[Records from a dataset]
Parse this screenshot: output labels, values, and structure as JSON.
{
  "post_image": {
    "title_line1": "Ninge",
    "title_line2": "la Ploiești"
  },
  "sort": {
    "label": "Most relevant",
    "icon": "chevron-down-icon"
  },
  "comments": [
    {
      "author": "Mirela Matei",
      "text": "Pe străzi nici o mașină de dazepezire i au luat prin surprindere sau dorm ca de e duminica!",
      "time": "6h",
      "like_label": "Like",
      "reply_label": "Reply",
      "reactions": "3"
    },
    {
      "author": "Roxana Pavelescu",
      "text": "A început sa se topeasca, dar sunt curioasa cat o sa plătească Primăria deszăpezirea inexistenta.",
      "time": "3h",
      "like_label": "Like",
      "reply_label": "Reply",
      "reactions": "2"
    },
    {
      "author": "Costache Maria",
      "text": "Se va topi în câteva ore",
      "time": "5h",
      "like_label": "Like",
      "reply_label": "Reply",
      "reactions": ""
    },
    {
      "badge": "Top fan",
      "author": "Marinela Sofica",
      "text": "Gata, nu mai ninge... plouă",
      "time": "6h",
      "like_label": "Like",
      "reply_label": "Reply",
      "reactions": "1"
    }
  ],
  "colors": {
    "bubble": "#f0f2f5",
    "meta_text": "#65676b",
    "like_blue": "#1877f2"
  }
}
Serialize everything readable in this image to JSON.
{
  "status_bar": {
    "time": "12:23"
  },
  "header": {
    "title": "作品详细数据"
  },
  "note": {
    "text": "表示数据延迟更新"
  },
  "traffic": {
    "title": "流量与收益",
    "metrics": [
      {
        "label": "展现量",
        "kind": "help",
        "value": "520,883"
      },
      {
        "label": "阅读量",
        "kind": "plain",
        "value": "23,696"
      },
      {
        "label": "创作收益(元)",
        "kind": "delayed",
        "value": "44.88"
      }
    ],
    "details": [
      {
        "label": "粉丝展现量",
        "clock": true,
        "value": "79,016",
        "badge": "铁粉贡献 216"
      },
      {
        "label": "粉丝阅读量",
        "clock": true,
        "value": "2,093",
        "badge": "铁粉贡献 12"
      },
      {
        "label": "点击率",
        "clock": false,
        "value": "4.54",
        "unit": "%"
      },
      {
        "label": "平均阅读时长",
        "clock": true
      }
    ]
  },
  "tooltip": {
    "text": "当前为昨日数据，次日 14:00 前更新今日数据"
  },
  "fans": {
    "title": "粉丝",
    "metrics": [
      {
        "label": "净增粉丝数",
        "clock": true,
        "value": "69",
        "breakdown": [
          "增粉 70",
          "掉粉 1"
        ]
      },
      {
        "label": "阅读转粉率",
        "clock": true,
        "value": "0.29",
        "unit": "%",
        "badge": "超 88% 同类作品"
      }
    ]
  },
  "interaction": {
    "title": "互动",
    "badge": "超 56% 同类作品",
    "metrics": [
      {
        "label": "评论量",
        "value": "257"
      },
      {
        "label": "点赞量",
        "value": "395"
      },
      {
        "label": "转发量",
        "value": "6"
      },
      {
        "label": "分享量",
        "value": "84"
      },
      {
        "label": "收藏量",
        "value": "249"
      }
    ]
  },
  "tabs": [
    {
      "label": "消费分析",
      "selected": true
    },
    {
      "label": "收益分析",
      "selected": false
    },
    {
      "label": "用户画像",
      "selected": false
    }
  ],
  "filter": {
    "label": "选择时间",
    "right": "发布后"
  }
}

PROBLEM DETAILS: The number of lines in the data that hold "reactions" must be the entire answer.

FINAL ANSWER: 4